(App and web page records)
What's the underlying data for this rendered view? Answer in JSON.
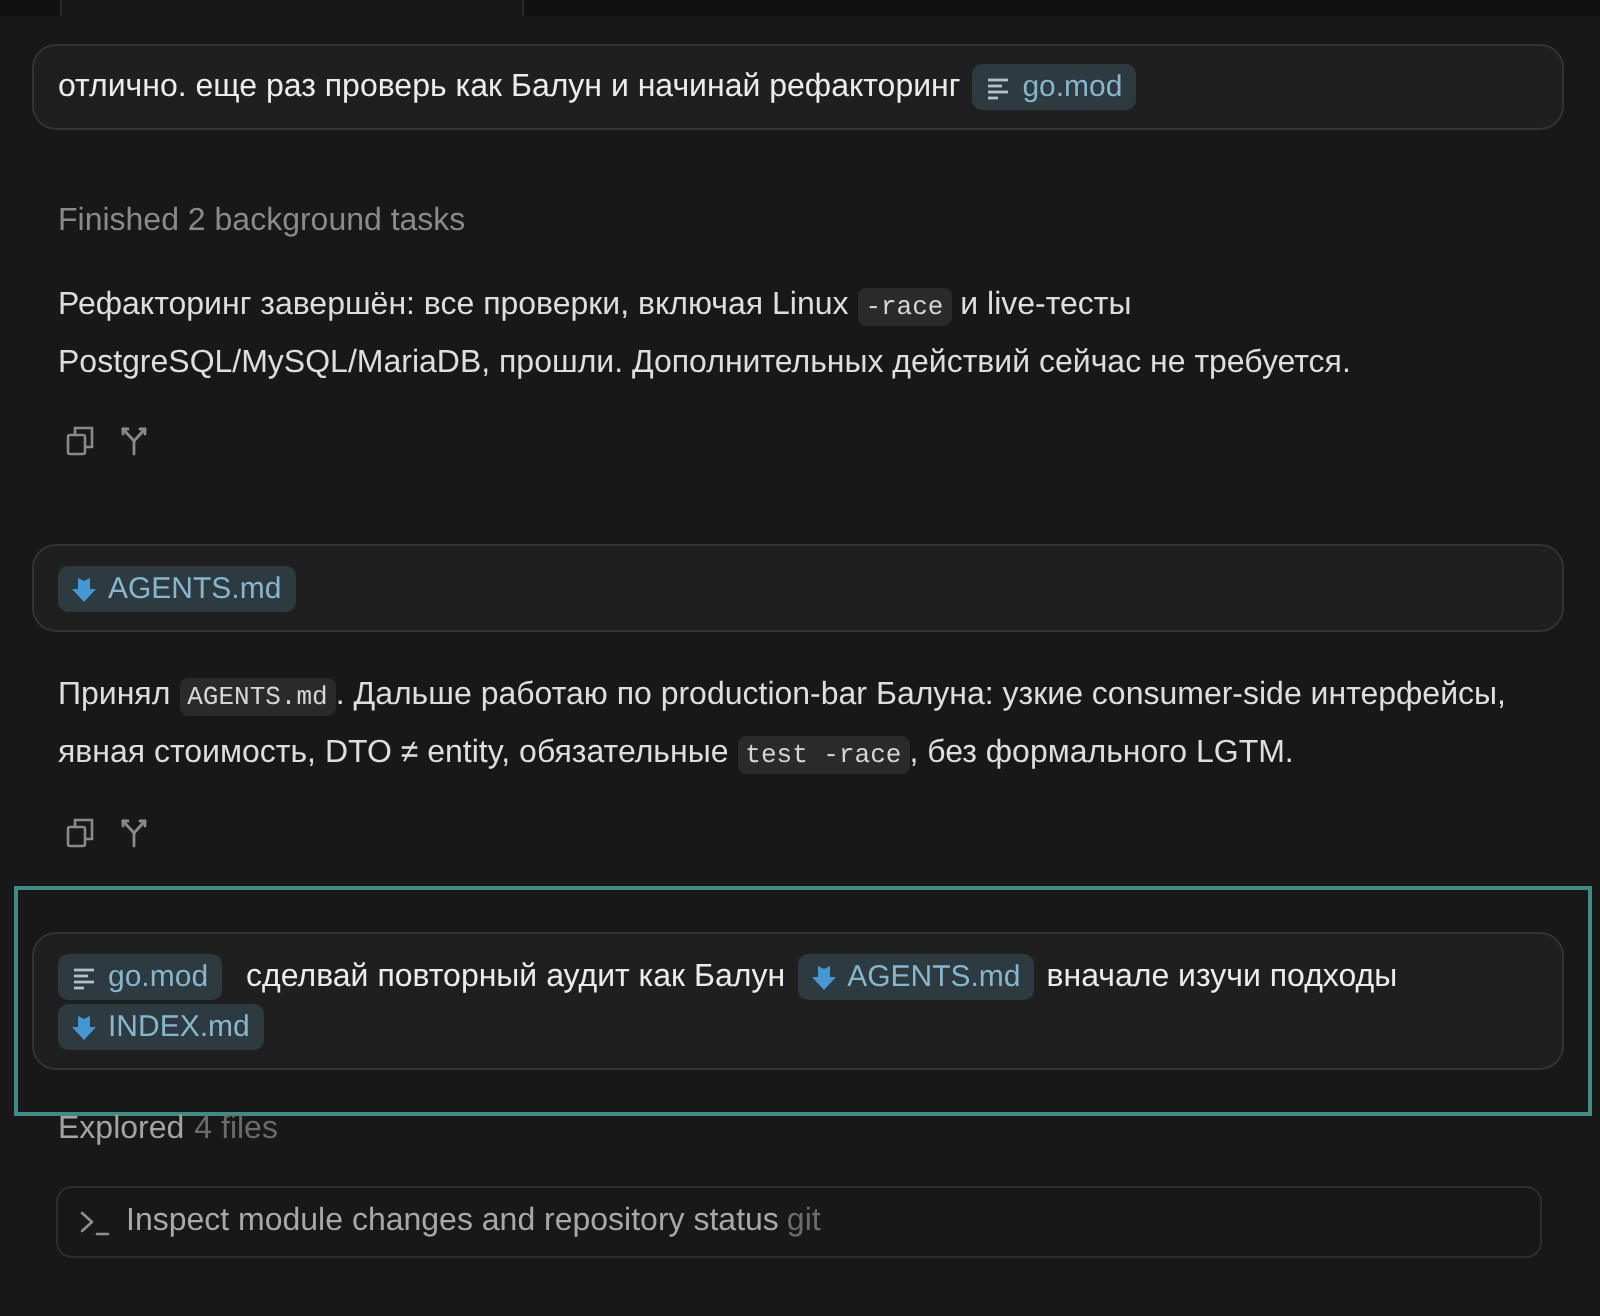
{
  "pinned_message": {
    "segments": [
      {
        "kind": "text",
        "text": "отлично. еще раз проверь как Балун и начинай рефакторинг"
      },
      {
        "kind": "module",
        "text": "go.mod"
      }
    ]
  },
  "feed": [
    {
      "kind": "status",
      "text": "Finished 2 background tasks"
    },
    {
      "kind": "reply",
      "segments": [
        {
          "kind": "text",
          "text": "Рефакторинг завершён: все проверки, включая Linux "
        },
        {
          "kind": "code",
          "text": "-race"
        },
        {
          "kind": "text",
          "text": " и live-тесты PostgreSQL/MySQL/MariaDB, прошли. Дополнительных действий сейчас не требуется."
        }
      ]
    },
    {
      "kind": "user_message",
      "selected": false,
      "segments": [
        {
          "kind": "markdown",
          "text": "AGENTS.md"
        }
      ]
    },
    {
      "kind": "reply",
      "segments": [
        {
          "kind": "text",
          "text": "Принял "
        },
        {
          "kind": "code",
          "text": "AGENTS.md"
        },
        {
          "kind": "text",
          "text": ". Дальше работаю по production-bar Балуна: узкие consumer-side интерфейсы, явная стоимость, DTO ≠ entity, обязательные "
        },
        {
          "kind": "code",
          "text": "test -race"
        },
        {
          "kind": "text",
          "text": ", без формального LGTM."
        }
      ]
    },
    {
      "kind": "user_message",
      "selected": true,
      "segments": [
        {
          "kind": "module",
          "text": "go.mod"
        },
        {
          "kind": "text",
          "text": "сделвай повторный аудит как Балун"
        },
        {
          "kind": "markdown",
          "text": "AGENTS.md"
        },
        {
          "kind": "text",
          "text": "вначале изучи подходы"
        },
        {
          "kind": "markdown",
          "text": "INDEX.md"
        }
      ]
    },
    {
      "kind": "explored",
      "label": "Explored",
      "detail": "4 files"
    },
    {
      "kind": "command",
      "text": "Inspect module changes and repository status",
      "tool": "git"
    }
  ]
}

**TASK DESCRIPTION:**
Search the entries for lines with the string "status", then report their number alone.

**ANSWER AREA:**
2